**Task data:**

◇ ◇ ◇

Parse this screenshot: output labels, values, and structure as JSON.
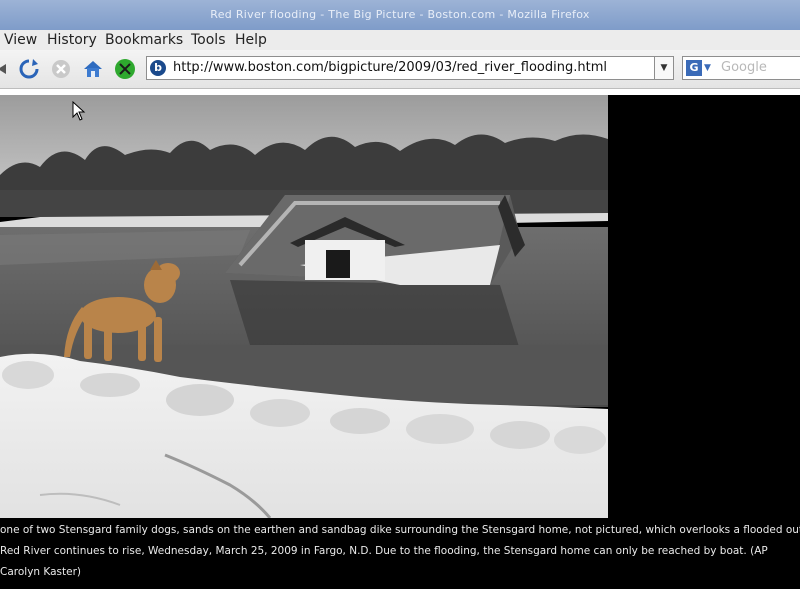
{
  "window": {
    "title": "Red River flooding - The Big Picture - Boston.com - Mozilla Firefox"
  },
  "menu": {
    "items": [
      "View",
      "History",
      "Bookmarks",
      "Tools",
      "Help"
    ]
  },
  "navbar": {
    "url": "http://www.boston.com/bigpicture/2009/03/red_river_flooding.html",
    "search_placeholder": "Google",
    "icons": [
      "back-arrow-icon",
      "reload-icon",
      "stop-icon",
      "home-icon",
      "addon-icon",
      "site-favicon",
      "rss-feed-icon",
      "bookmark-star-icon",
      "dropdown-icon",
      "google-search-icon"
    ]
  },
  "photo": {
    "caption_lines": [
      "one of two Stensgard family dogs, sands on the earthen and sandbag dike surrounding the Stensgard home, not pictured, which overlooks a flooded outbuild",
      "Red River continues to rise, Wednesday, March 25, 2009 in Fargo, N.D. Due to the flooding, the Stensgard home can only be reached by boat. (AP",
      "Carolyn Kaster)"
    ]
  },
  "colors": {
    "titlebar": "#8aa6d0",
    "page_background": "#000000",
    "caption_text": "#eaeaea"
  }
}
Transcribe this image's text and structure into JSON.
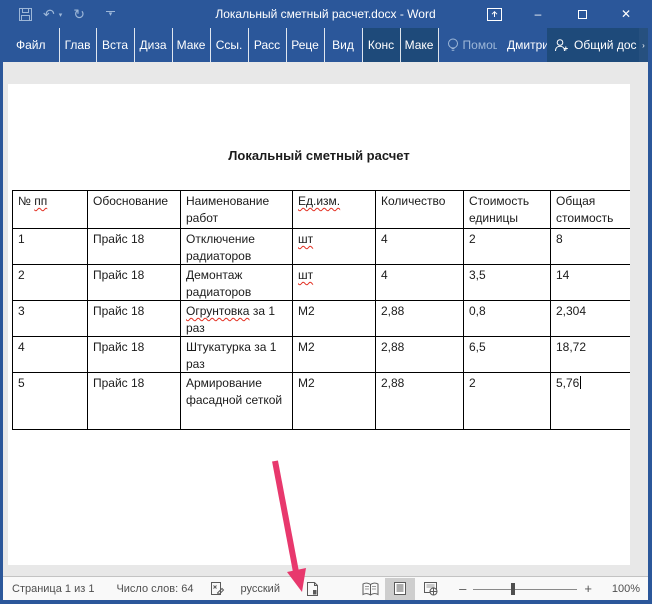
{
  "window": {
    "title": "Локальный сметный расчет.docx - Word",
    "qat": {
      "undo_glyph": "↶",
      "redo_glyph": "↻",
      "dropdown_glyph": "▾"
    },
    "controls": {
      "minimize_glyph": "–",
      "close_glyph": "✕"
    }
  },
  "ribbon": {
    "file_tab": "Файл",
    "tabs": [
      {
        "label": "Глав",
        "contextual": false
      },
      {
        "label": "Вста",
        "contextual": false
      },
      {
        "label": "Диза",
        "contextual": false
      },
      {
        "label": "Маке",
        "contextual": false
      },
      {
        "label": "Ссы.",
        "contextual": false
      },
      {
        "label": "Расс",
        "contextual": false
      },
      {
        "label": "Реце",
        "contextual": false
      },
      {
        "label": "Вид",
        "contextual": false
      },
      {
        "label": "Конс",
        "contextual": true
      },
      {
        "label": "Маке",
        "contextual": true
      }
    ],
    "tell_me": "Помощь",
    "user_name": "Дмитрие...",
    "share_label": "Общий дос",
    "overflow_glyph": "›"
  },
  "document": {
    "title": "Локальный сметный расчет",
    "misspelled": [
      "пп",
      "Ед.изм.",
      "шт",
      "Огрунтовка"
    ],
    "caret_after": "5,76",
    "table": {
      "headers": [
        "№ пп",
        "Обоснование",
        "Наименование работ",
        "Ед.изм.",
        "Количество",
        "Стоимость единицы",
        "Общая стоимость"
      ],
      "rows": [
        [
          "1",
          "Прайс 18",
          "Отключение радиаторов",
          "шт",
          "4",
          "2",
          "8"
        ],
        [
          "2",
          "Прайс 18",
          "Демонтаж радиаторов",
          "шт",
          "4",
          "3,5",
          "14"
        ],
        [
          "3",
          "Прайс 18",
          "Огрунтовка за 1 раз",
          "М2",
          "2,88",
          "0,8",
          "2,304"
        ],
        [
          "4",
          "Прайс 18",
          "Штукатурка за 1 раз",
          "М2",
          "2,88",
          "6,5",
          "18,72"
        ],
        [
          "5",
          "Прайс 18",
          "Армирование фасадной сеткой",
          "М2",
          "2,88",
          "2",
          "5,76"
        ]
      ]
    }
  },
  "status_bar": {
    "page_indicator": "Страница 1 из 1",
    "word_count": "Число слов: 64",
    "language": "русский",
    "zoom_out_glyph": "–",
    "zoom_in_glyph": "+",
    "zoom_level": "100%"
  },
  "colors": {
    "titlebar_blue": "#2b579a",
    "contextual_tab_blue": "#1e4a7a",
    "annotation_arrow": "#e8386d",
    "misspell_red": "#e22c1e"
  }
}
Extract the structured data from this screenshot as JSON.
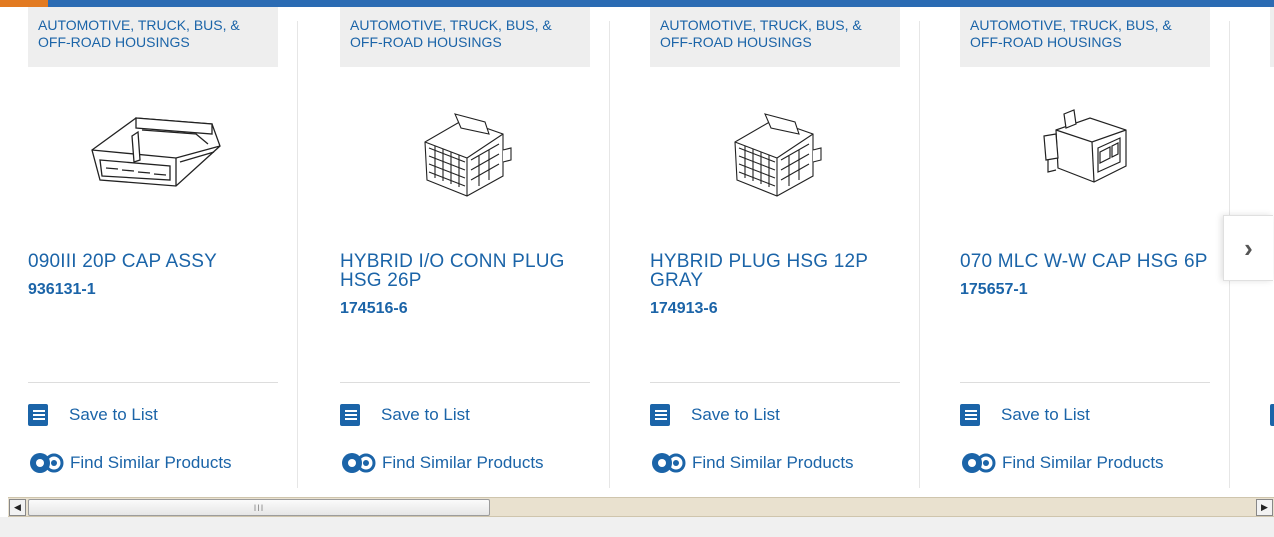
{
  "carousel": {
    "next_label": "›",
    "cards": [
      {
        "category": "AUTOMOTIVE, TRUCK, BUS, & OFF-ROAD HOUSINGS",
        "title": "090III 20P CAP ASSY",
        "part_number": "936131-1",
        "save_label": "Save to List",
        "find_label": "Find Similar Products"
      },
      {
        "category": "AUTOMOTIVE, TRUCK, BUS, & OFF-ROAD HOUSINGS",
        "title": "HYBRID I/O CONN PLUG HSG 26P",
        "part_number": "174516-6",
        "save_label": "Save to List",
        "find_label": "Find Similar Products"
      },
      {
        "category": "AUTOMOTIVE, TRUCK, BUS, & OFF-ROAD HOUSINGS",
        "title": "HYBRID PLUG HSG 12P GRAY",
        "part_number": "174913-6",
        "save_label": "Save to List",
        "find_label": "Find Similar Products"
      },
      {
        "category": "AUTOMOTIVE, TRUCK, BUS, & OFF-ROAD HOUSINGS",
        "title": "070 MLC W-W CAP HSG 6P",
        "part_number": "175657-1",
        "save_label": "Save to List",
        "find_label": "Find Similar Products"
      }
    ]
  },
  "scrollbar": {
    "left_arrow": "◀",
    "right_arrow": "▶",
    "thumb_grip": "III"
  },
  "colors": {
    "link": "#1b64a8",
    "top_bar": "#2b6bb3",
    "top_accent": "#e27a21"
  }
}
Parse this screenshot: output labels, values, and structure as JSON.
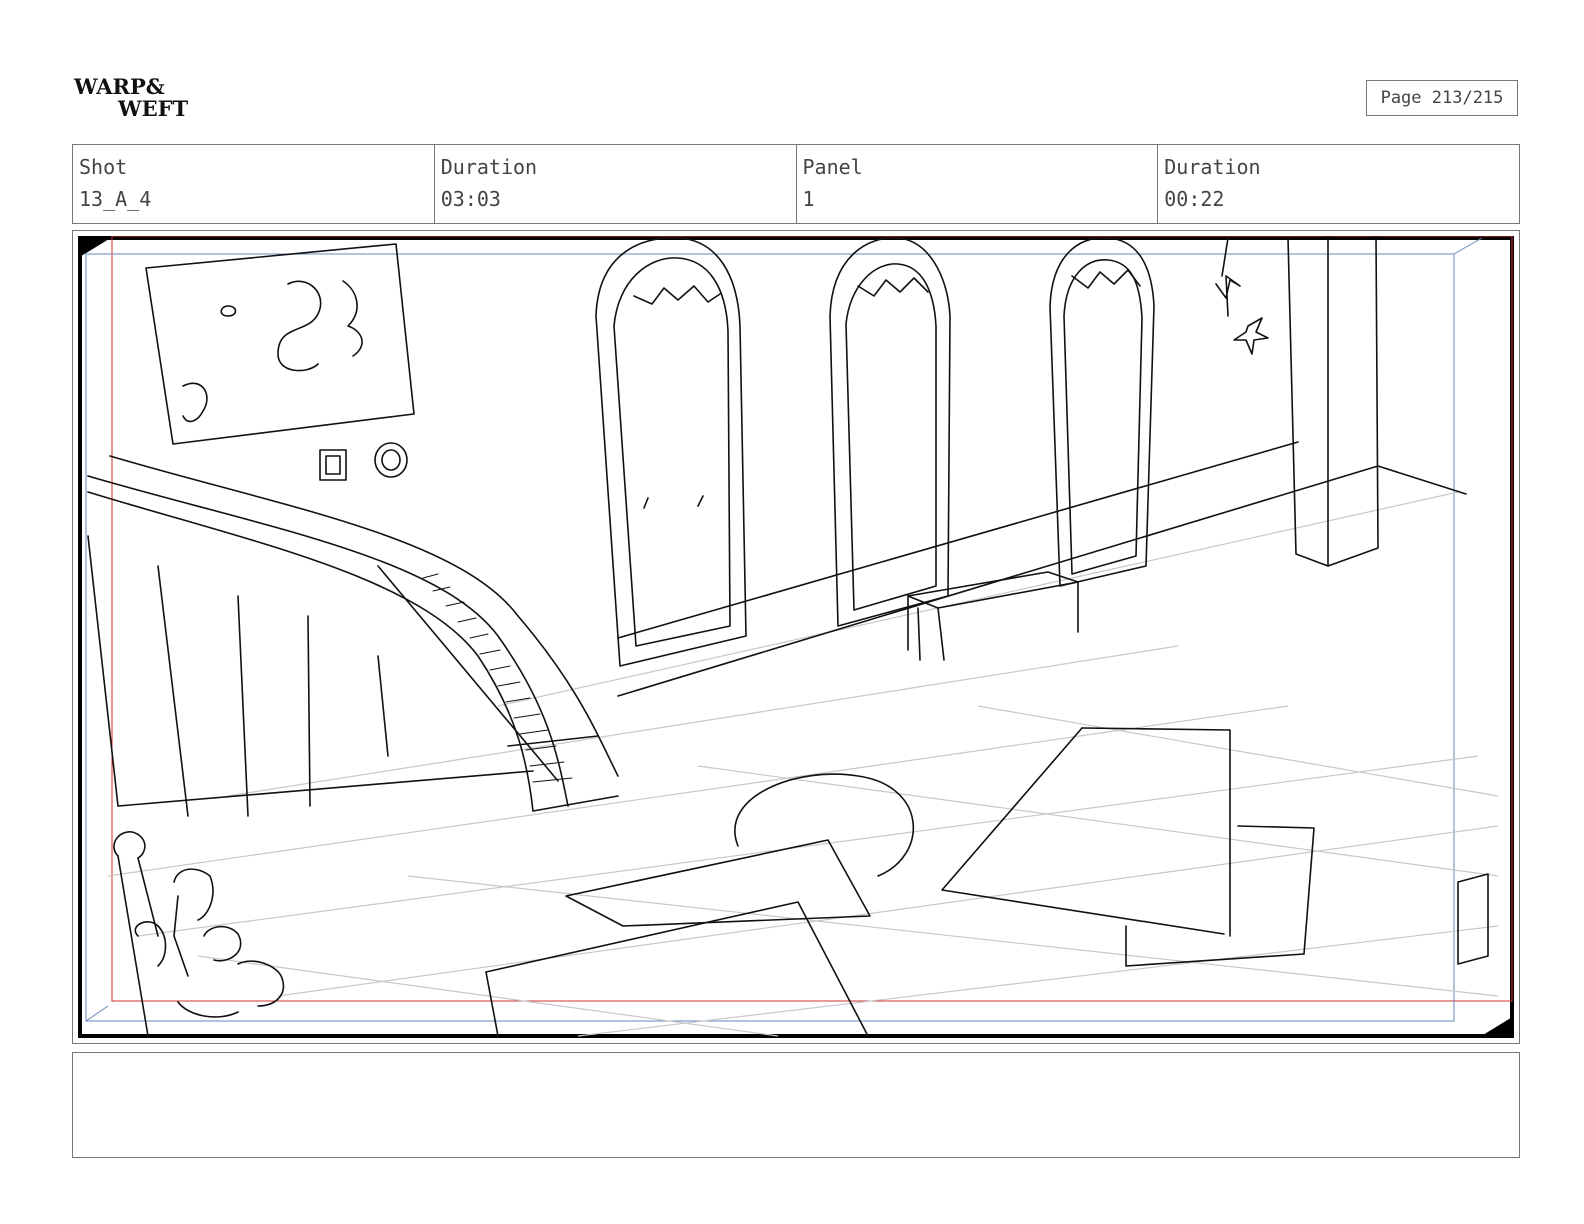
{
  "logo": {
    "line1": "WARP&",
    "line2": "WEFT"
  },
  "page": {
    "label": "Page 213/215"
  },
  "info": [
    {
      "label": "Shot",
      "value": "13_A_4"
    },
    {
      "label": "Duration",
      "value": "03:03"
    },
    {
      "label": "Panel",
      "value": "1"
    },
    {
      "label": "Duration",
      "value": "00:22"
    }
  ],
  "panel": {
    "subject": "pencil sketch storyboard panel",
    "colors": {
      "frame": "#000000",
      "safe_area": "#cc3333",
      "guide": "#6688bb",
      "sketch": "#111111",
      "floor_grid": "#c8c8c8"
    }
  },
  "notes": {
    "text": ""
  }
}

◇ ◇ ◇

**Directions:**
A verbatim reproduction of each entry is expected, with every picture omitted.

**Exercise output:**
Parse this screenshot: output labels, values, and structure as JSON.
{
  "window": {
    "title": "Red River flooding - The Big Picture - Boston.com - Mozilla Firefox"
  },
  "menu": {
    "items": [
      "View",
      "History",
      "Bookmarks",
      "Tools",
      "Help"
    ]
  },
  "navbar": {
    "url": "http://www.boston.com/bigpicture/2009/03/red_river_flooding.html",
    "search_placeholder": "Google",
    "icons": [
      "back-arrow-icon",
      "reload-icon",
      "stop-icon",
      "home-icon",
      "addon-icon",
      "site-favicon",
      "rss-feed-icon",
      "bookmark-star-icon",
      "dropdown-icon",
      "google-search-icon"
    ]
  },
  "photo": {
    "caption_lines": [
      "one of two Stensgard family dogs, sands on the earthen and sandbag dike surrounding the Stensgard home, not pictured, which overlooks a flooded outbuild",
      "Red River continues to rise, Wednesday, March 25, 2009 in Fargo, N.D. Due to the flooding, the Stensgard home can only be reached by boat. (AP",
      "Carolyn Kaster)"
    ]
  },
  "colors": {
    "titlebar": "#8aa6d0",
    "page_background": "#000000",
    "caption_text": "#eaeaea"
  }
}
Transcribe this image's text and structure into JSON.
{
  "window": {
    "title": "Локальный сметный расчет.docx - Word",
    "qat": {
      "undo_glyph": "↶",
      "redo_glyph": "↻",
      "dropdown_glyph": "▾"
    },
    "controls": {
      "minimize_glyph": "–",
      "close_glyph": "✕"
    }
  },
  "ribbon": {
    "file_tab": "Файл",
    "tabs": [
      {
        "label": "Глав",
        "contextual": false
      },
      {
        "label": "Вста",
        "contextual": false
      },
      {
        "label": "Диза",
        "contextual": false
      },
      {
        "label": "Маке",
        "contextual": false
      },
      {
        "label": "Ссы.",
        "contextual": false
      },
      {
        "label": "Расс",
        "contextual": false
      },
      {
        "label": "Реце",
        "contextual": false
      },
      {
        "label": "Вид",
        "contextual": false
      },
      {
        "label": "Конс",
        "contextual": true
      },
      {
        "label": "Маке",
        "contextual": true
      }
    ],
    "tell_me": "Помощь",
    "user_name": "Дмитрие...",
    "share_label": "Общий дос",
    "overflow_glyph": "›"
  },
  "document": {
    "title": "Локальный сметный расчет",
    "misspelled": [
      "пп",
      "Ед.изм.",
      "шт",
      "Огрунтовка"
    ],
    "caret_after": "5,76",
    "table": {
      "headers": [
        "№ пп",
        "Обоснование",
        "Наименование работ",
        "Ед.изм.",
        "Количество",
        "Стоимость единицы",
        "Общая стоимость"
      ],
      "rows": [
        [
          "1",
          "Прайс 18",
          "Отключение радиаторов",
          "шт",
          "4",
          "2",
          "8"
        ],
        [
          "2",
          "Прайс 18",
          "Демонтаж радиаторов",
          "шт",
          "4",
          "3,5",
          "14"
        ],
        [
          "3",
          "Прайс 18",
          "Огрунтовка за 1 раз",
          "М2",
          "2,88",
          "0,8",
          "2,304"
        ],
        [
          "4",
          "Прайс 18",
          "Штукатурка за 1 раз",
          "М2",
          "2,88",
          "6,5",
          "18,72"
        ],
        [
          "5",
          "Прайс 18",
          "Армирование фасадной сеткой",
          "М2",
          "2,88",
          "2",
          "5,76"
        ]
      ]
    }
  },
  "status_bar": {
    "page_indicator": "Страница 1 из 1",
    "word_count": "Число слов: 64",
    "language": "русский",
    "zoom_out_glyph": "–",
    "zoom_in_glyph": "+",
    "zoom_level": "100%"
  },
  "colors": {
    "titlebar_blue": "#2b579a",
    "contextual_tab_blue": "#1e4a7a",
    "annotation_arrow": "#e8386d",
    "misspell_red": "#e22c1e"
  }
}
Extract the structured data from this screenshot as JSON.
{
  "carousel": {
    "next_label": "›",
    "cards": [
      {
        "category": "AUTOMOTIVE, TRUCK, BUS, & OFF-ROAD HOUSINGS",
        "title": "090III 20P CAP ASSY",
        "part_number": "936131-1",
        "save_label": "Save to List",
        "find_label": "Find Similar Products"
      },
      {
        "category": "AUTOMOTIVE, TRUCK, BUS, & OFF-ROAD HOUSINGS",
        "title": "HYBRID I/O CONN PLUG HSG 26P",
        "part_number": "174516-6",
        "save_label": "Save to List",
        "find_label": "Find Similar Products"
      },
      {
        "category": "AUTOMOTIVE, TRUCK, BUS, & OFF-ROAD HOUSINGS",
        "title": "HYBRID PLUG HSG 12P GRAY",
        "part_number": "174913-6",
        "save_label": "Save to List",
        "find_label": "Find Similar Products"
      },
      {
        "category": "AUTOMOTIVE, TRUCK, BUS, & OFF-ROAD HOUSINGS",
        "title": "070 MLC W-W CAP HSG 6P",
        "part_number": "175657-1",
        "save_label": "Save to List",
        "find_label": "Find Similar Products"
      }
    ]
  },
  "scrollbar": {
    "left_arrow": "◀",
    "right_arrow": "▶",
    "thumb_grip": "III"
  },
  "colors": {
    "link": "#1b64a8",
    "top_bar": "#2b6bb3",
    "top_accent": "#e27a21"
  }
}
Parse this screenshot: output labels, values, and structure as JSON.
{
  "logo": {
    "line1": "WARP&",
    "line2": "WEFT"
  },
  "page": {
    "label": "Page 213/215"
  },
  "info": [
    {
      "label": "Shot",
      "value": "13_A_4"
    },
    {
      "label": "Duration",
      "value": "03:03"
    },
    {
      "label": "Panel",
      "value": "1"
    },
    {
      "label": "Duration",
      "value": "00:22"
    }
  ],
  "panel": {
    "subject": "pencil sketch storyboard panel",
    "colors": {
      "frame": "#000000",
      "safe_area": "#cc3333",
      "guide": "#6688bb",
      "sketch": "#111111",
      "floor_grid": "#c8c8c8"
    }
  },
  "notes": {
    "text": ""
  }
}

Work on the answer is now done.